Thousands of youngsters to learn life-saving skills
Post by John Chappels
on 21 February 2012 in Health & Wellbeing
As many as 4,000 children a year in one London borough are set to be taught skills that could help to save lives.
The Rotary Club of Croydon East has unveiled plans to help youngsters in the area learn first aid skills which they could use in an emergency. The scheme, which is being run in conjunction with the London Ambulance Service, will see health professionals go into schools and train teachers, who in turn will be able to pass their new knowledge on to pupils.
According to a report by the Croydon Guardian, the aim is to involve 40 schools in the project and potentially teach 4,000 children a year between the ages of 15 and 16 how to administer basic first aid.
Ian Burgess, a member of The Rotary Club and a community first responder who is trained to attend emergency calls, told the newspaper: "With something like this it is a numbers game. Every minute that passes makes a difference. If we can put thousands more people out on the streets who have the skills to do CPR it can only lead to more lives being saved."

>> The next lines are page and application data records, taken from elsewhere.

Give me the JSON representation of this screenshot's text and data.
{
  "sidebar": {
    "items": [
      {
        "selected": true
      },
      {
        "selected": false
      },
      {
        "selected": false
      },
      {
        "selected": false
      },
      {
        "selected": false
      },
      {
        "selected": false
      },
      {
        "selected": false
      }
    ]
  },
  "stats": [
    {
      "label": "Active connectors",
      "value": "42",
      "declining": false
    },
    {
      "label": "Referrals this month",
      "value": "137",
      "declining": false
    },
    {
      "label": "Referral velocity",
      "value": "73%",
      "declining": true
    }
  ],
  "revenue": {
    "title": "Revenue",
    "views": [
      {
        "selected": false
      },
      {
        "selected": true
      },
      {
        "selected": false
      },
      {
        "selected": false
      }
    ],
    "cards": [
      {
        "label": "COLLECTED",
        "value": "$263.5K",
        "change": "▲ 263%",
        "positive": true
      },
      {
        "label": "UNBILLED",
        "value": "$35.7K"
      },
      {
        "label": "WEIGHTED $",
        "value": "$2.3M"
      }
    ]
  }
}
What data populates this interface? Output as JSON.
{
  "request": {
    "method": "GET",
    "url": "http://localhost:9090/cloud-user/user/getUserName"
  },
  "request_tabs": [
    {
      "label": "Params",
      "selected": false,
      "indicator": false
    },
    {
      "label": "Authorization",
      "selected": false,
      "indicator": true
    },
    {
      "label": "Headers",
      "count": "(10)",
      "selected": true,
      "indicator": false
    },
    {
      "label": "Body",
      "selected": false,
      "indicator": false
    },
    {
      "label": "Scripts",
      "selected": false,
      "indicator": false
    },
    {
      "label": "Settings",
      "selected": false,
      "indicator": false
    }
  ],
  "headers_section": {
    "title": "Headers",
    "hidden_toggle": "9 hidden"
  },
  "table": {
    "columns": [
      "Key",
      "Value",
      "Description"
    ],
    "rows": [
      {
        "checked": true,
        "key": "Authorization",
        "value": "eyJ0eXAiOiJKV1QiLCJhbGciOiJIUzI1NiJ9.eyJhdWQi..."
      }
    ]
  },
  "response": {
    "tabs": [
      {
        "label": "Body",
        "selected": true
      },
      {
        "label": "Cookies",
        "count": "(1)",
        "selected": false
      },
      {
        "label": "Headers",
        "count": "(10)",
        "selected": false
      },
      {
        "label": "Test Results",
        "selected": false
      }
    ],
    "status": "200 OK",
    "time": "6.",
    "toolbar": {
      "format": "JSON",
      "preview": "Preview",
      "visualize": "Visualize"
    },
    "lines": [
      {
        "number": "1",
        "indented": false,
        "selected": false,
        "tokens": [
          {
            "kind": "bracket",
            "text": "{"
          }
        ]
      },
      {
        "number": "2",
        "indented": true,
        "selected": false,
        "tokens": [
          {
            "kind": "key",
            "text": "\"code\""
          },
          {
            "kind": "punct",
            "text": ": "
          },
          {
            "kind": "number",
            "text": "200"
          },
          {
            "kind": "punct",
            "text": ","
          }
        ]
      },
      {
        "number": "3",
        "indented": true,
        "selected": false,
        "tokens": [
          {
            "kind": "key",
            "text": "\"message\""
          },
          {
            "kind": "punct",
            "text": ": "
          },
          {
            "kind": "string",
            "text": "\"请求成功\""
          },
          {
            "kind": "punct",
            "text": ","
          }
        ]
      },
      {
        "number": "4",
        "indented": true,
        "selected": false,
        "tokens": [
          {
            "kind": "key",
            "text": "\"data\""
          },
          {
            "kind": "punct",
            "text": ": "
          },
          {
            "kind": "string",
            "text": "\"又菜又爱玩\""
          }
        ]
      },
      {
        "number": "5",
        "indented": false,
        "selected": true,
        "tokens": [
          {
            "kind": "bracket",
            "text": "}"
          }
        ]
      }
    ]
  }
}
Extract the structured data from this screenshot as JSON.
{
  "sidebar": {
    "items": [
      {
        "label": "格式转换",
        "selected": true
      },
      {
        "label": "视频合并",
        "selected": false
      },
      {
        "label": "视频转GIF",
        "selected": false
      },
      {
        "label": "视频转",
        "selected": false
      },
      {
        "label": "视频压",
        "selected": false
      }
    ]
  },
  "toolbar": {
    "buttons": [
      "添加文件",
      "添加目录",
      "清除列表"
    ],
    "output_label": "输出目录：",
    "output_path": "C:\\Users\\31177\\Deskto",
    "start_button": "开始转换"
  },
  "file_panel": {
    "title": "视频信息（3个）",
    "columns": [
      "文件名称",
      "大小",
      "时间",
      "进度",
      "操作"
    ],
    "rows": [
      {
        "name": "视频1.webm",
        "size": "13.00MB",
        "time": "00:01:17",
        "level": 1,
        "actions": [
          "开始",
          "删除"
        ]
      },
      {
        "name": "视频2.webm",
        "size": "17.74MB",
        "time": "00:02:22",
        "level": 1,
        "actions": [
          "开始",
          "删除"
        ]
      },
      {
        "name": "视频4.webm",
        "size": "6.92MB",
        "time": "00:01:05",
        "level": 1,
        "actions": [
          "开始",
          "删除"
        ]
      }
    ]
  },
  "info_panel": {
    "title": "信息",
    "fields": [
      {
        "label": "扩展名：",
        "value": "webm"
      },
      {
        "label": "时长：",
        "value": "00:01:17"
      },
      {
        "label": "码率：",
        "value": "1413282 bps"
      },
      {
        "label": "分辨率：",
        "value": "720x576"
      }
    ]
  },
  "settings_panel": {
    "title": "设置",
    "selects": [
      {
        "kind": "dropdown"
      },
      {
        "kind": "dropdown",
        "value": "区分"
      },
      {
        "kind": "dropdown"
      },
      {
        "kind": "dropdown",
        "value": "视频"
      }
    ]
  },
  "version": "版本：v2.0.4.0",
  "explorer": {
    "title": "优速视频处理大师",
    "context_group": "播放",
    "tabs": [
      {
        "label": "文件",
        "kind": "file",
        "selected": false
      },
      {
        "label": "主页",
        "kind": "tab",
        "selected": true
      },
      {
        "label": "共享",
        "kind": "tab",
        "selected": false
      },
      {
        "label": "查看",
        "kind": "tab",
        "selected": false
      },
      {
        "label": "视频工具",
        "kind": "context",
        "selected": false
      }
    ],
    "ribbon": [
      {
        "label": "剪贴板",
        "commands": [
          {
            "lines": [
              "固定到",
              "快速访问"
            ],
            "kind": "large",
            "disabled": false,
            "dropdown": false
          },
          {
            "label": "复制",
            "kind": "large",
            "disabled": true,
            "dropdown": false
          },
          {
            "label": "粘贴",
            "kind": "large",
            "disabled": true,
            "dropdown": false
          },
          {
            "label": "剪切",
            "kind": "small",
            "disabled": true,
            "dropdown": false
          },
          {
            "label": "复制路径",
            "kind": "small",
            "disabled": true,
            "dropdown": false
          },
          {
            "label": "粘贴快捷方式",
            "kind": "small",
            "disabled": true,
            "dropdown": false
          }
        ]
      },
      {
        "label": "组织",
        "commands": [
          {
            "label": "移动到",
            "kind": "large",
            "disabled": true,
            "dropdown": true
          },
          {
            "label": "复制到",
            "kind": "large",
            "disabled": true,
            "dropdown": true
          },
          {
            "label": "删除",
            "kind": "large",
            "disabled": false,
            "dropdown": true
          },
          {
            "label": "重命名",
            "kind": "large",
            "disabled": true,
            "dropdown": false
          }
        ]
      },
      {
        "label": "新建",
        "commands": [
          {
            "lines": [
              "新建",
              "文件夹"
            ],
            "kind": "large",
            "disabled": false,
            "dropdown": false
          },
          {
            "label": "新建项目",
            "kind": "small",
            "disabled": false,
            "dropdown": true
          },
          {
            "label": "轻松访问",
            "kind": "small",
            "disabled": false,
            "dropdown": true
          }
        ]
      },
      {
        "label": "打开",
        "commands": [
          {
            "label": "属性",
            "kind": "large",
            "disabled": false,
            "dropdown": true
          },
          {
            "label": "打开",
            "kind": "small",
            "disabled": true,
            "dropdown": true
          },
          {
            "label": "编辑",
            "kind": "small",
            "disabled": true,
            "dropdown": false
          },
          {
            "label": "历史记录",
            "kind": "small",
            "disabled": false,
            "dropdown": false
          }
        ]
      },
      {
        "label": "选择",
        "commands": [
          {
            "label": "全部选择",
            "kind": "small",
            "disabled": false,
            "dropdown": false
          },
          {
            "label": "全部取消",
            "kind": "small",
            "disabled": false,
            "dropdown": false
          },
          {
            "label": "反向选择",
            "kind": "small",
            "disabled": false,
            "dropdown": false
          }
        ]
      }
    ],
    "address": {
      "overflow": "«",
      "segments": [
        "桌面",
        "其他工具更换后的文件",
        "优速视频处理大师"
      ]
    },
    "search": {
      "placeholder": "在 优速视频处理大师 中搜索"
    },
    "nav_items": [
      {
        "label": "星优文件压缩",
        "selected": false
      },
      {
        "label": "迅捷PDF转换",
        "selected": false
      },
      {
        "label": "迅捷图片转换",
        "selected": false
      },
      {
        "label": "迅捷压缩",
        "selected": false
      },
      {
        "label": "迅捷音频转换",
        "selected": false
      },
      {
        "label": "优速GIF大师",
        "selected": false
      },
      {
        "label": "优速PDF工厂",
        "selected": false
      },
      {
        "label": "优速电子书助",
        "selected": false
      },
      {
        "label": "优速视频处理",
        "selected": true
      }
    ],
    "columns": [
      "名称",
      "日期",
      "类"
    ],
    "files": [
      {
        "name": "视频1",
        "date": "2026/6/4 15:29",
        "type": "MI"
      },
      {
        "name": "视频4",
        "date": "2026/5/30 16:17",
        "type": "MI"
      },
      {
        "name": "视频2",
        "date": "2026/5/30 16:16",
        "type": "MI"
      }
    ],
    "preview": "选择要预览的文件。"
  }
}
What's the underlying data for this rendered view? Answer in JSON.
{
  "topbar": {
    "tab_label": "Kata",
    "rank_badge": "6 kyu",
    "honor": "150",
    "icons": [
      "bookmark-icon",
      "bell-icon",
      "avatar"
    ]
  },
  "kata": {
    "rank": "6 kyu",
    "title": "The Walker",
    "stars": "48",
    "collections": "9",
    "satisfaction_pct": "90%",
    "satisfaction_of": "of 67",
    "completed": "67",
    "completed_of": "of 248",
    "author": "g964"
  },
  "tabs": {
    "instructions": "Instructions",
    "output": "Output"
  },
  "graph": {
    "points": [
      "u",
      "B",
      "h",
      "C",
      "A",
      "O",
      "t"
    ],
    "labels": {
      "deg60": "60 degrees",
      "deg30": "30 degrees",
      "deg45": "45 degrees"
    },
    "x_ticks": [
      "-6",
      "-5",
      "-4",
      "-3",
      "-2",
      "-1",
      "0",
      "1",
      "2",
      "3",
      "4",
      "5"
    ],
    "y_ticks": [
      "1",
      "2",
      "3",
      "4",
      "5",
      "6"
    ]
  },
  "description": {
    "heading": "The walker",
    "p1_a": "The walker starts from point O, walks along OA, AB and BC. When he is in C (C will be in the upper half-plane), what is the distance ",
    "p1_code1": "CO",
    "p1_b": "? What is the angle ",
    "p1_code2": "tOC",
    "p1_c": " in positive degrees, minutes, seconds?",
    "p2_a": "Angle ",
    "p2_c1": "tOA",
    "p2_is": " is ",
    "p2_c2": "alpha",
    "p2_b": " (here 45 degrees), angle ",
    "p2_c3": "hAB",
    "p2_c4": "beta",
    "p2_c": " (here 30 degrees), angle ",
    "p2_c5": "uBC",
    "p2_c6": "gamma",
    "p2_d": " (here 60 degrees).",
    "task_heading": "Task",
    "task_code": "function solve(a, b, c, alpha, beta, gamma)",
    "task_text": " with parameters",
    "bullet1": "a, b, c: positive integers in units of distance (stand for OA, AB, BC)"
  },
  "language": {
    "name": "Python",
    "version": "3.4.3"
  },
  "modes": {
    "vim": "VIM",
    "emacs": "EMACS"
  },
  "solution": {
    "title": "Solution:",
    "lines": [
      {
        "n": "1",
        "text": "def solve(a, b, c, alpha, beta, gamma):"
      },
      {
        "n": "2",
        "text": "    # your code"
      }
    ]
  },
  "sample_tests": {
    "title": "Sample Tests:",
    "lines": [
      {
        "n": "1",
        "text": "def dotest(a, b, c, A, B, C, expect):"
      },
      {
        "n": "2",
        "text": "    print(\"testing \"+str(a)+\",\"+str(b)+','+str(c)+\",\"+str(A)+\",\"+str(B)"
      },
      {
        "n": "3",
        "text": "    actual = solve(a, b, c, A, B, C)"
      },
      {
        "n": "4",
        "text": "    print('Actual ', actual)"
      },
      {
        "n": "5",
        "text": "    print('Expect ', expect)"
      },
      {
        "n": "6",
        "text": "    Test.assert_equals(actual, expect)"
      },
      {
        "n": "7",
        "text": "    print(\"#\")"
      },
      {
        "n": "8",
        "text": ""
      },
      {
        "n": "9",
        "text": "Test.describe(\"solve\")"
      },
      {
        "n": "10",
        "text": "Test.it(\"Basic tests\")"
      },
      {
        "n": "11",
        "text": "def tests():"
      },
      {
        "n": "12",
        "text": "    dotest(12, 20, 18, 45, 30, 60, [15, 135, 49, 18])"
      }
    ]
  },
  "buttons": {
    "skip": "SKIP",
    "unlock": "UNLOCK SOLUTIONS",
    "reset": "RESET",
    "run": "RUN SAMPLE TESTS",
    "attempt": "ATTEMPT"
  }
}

At the end of last year the British Red Cross released a smartphone application designed to offer simple first aid advice and empower people to act in an emergency situation. A first aid app designed by UK charity St John Ambulance is also available through app stores.